Activity: Could you repeat all of the entries exactly, leaving out any pictures?

App and web page records:
•••••
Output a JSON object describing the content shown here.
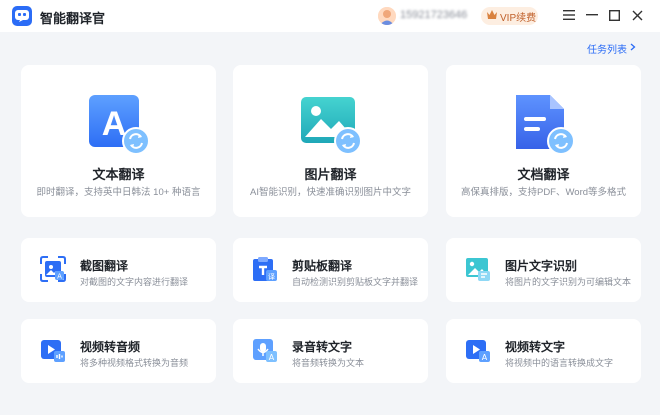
{
  "app": {
    "title": "智能翻译官"
  },
  "user": {
    "phone": "15921723646"
  },
  "header": {
    "vip_label": "VIP续费",
    "task_list_label": "任务列表"
  },
  "big_cards": [
    {
      "title": "文本翻译",
      "desc": "即时翻译，支持英中日韩法 10+ 种语言",
      "icon": "text-translate-icon"
    },
    {
      "title": "图片翻译",
      "desc": "AI智能识别，快速准确识别图片中文字",
      "icon": "image-translate-icon"
    },
    {
      "title": "文档翻译",
      "desc": "高保真排版，支持PDF、Word等多格式",
      "icon": "document-translate-icon"
    }
  ],
  "small_cards": [
    {
      "title": "截图翻译",
      "desc": "对截图的文字内容进行翻译",
      "icon": "screenshot-translate-icon"
    },
    {
      "title": "剪贴板翻译",
      "desc": "自动检测识别剪贴板文字并翻译",
      "icon": "clipboard-translate-icon"
    },
    {
      "title": "图片文字识别",
      "desc": "将图片的文字识别为可编辑文本",
      "icon": "image-ocr-icon"
    },
    {
      "title": "视频转音频",
      "desc": "将多种视频格式转换为音频",
      "icon": "video-to-audio-icon"
    },
    {
      "title": "录音转文字",
      "desc": "将音频转换为文本",
      "icon": "audio-to-text-icon"
    },
    {
      "title": "视频转文字",
      "desc": "将视频中的语言转换成文字",
      "icon": "video-to-text-icon"
    }
  ],
  "colors": {
    "accent": "#2b6cf6",
    "background": "#f3f5f8",
    "vip": "#c0602a"
  }
}
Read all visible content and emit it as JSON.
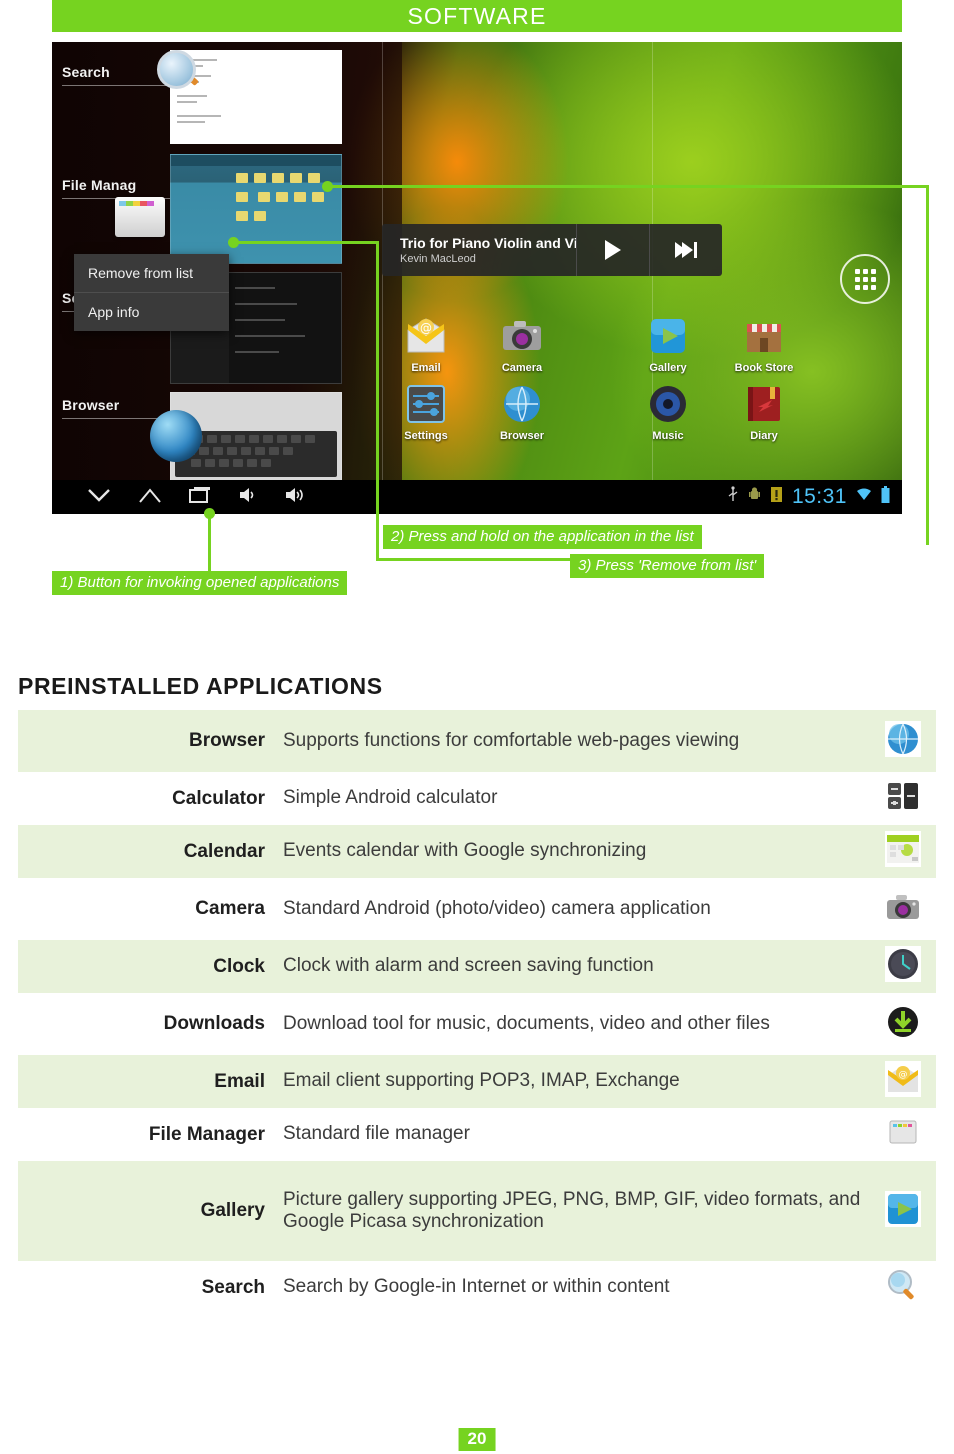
{
  "header": {
    "title": "SOFTWARE"
  },
  "colors": {
    "accent_green": "#76d320",
    "row_green": "#e8f2da",
    "callout_text": "#ffffff"
  },
  "screenshot": {
    "recent_apps": [
      {
        "label": "Search"
      },
      {
        "label": "File Manag"
      },
      {
        "label": "Settings"
      },
      {
        "label": "Browser"
      }
    ],
    "context_menu": {
      "items": [
        {
          "label": "Remove from list"
        },
        {
          "label": "App info"
        }
      ]
    },
    "music_widget": {
      "track": "Trio for Piano Violin and Vi",
      "artist": "Kevin MacLeod",
      "play_icon": "play-icon",
      "next_icon": "next-track-icon"
    },
    "home_icons": [
      {
        "label": "Email",
        "icon": "email-icon"
      },
      {
        "label": "Camera",
        "icon": "camera-icon"
      },
      {
        "label": "Gallery",
        "icon": "gallery-icon"
      },
      {
        "label": "Book Store",
        "icon": "book-store-icon"
      },
      {
        "label": "Settings",
        "icon": "settings-icon"
      },
      {
        "label": "Browser",
        "icon": "browser-icon"
      },
      {
        "label": "Music",
        "icon": "music-icon"
      },
      {
        "label": "Diary",
        "icon": "diary-icon"
      }
    ],
    "drawer_button": {
      "icon": "app-drawer-icon"
    },
    "navbar": {
      "left_icons": [
        "back-icon",
        "home-icon",
        "recent-apps-icon",
        "volume-down-icon",
        "volume-up-icon"
      ],
      "right_icons": [
        "usb-icon",
        "android-icon",
        "warning-icon"
      ],
      "clock": "15:31",
      "trailing_icons": [
        "wifi-icon",
        "battery-icon"
      ]
    },
    "callouts": [
      {
        "id": "callout-1",
        "text": "1) Button for invoking opened applications"
      },
      {
        "id": "callout-2",
        "text": "2) Press and hold on the application in the list"
      },
      {
        "id": "callout-3",
        "text": "3) Press 'Remove from list'"
      }
    ]
  },
  "section": {
    "title": "PREINSTALLED APPLICATIONS"
  },
  "apps_table": {
    "rows": [
      {
        "name": "Browser",
        "desc": "Supports functions for comfortable web-pages viewing",
        "icon": "browser-globe-icon"
      },
      {
        "name": "Calculator",
        "desc": "Simple Android calculator",
        "icon": "calculator-icon"
      },
      {
        "name": "Calendar",
        "desc": "Events calendar with Google synchronizing",
        "icon": "calendar-icon"
      },
      {
        "name": "Camera",
        "desc": "Standard Android (photo/video) camera application",
        "icon": "camera-icon"
      },
      {
        "name": "Clock",
        "desc": "Clock with alarm and screen saving function",
        "icon": "clock-icon"
      },
      {
        "name": "Downloads",
        "desc": "Download tool for music, documents, video and other files",
        "icon": "downloads-icon"
      },
      {
        "name": "Email",
        "desc": "Email client supporting POP3, IMAP, Exchange",
        "icon": "email-icon"
      },
      {
        "name": "File Manager",
        "desc": "Standard file manager",
        "icon": "file-manager-icon"
      },
      {
        "name": "Gallery",
        "desc": "Picture gallery supporting JPEG, PNG, BMP, GIF, video formats, and Google Picasa synchronization",
        "icon": "gallery-icon"
      },
      {
        "name": "Search",
        "desc": "Search by Google-in Internet or within content",
        "icon": "search-magnifier-icon"
      }
    ]
  },
  "footer": {
    "page_number": "20"
  }
}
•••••
Task solution:
Output a JSON object describing the content shown here.
{
  "app": {
    "title": "智能翻译官"
  },
  "user": {
    "phone": "15921723646"
  },
  "header": {
    "vip_label": "VIP续费",
    "task_list_label": "任务列表"
  },
  "big_cards": [
    {
      "title": "文本翻译",
      "desc": "即时翻译，支持英中日韩法 10+ 种语言",
      "icon": "text-translate-icon"
    },
    {
      "title": "图片翻译",
      "desc": "AI智能识别，快速准确识别图片中文字",
      "icon": "image-translate-icon"
    },
    {
      "title": "文档翻译",
      "desc": "高保真排版，支持PDF、Word等多格式",
      "icon": "document-translate-icon"
    }
  ],
  "small_cards": [
    {
      "title": "截图翻译",
      "desc": "对截图的文字内容进行翻译",
      "icon": "screenshot-translate-icon"
    },
    {
      "title": "剪贴板翻译",
      "desc": "自动检测识别剪贴板文字并翻译",
      "icon": "clipboard-translate-icon"
    },
    {
      "title": "图片文字识别",
      "desc": "将图片的文字识别为可编辑文本",
      "icon": "image-ocr-icon"
    },
    {
      "title": "视频转音频",
      "desc": "将多种视频格式转换为音频",
      "icon": "video-to-audio-icon"
    },
    {
      "title": "录音转文字",
      "desc": "将音频转换为文本",
      "icon": "audio-to-text-icon"
    },
    {
      "title": "视频转文字",
      "desc": "将视频中的语言转换成文字",
      "icon": "video-to-text-icon"
    }
  ],
  "colors": {
    "accent": "#2b6cf6",
    "background": "#f3f5f8",
    "vip": "#c0602a"
  }
}
Read all visible content and emit it as JSON.
{
  "header": {
    "title": "SOFTWARE"
  },
  "colors": {
    "accent_green": "#76d320",
    "row_green": "#e8f2da",
    "callout_text": "#ffffff"
  },
  "screenshot": {
    "recent_apps": [
      {
        "label": "Search"
      },
      {
        "label": "File Manag"
      },
      {
        "label": "Settings"
      },
      {
        "label": "Browser"
      }
    ],
    "context_menu": {
      "items": [
        {
          "label": "Remove from list"
        },
        {
          "label": "App info"
        }
      ]
    },
    "music_widget": {
      "track": "Trio for Piano Violin and Vi",
      "artist": "Kevin MacLeod",
      "play_icon": "play-icon",
      "next_icon": "next-track-icon"
    },
    "home_icons": [
      {
        "label": "Email",
        "icon": "email-icon"
      },
      {
        "label": "Camera",
        "icon": "camera-icon"
      },
      {
        "label": "Gallery",
        "icon": "gallery-icon"
      },
      {
        "label": "Book Store",
        "icon": "book-store-icon"
      },
      {
        "label": "Settings",
        "icon": "settings-icon"
      },
      {
        "label": "Browser",
        "icon": "browser-icon"
      },
      {
        "label": "Music",
        "icon": "music-icon"
      },
      {
        "label": "Diary",
        "icon": "diary-icon"
      }
    ],
    "drawer_button": {
      "icon": "app-drawer-icon"
    },
    "navbar": {
      "left_icons": [
        "back-icon",
        "home-icon",
        "recent-apps-icon",
        "volume-down-icon",
        "volume-up-icon"
      ],
      "right_icons": [
        "usb-icon",
        "android-icon",
        "warning-icon"
      ],
      "clock": "15:31",
      "trailing_icons": [
        "wifi-icon",
        "battery-icon"
      ]
    },
    "callouts": [
      {
        "id": "callout-1",
        "text": "1) Button for invoking opened applications"
      },
      {
        "id": "callout-2",
        "text": "2) Press and hold on the application in the list"
      },
      {
        "id": "callout-3",
        "text": "3) Press 'Remove from list'"
      }
    ]
  },
  "section": {
    "title": "PREINSTALLED APPLICATIONS"
  },
  "apps_table": {
    "rows": [
      {
        "name": "Browser",
        "desc": "Supports functions for comfortable web-pages viewing",
        "icon": "browser-globe-icon"
      },
      {
        "name": "Calculator",
        "desc": "Simple Android calculator",
        "icon": "calculator-icon"
      },
      {
        "name": "Calendar",
        "desc": "Events calendar with Google synchronizing",
        "icon": "calendar-icon"
      },
      {
        "name": "Camera",
        "desc": "Standard Android (photo/video) camera application",
        "icon": "camera-icon"
      },
      {
        "name": "Clock",
        "desc": "Clock with alarm and screen saving function",
        "icon": "clock-icon"
      },
      {
        "name": "Downloads",
        "desc": "Download tool for music, documents, video and other files",
        "icon": "downloads-icon"
      },
      {
        "name": "Email",
        "desc": "Email client supporting POP3, IMAP, Exchange",
        "icon": "email-icon"
      },
      {
        "name": "File Manager",
        "desc": "Standard file manager",
        "icon": "file-manager-icon"
      },
      {
        "name": "Gallery",
        "desc": "Picture gallery supporting JPEG, PNG, BMP, GIF, video formats, and Google Picasa synchronization",
        "icon": "gallery-icon"
      },
      {
        "name": "Search",
        "desc": "Search by Google-in Internet or within content",
        "icon": "search-magnifier-icon"
      }
    ]
  },
  "footer": {
    "page_number": "20"
  }
}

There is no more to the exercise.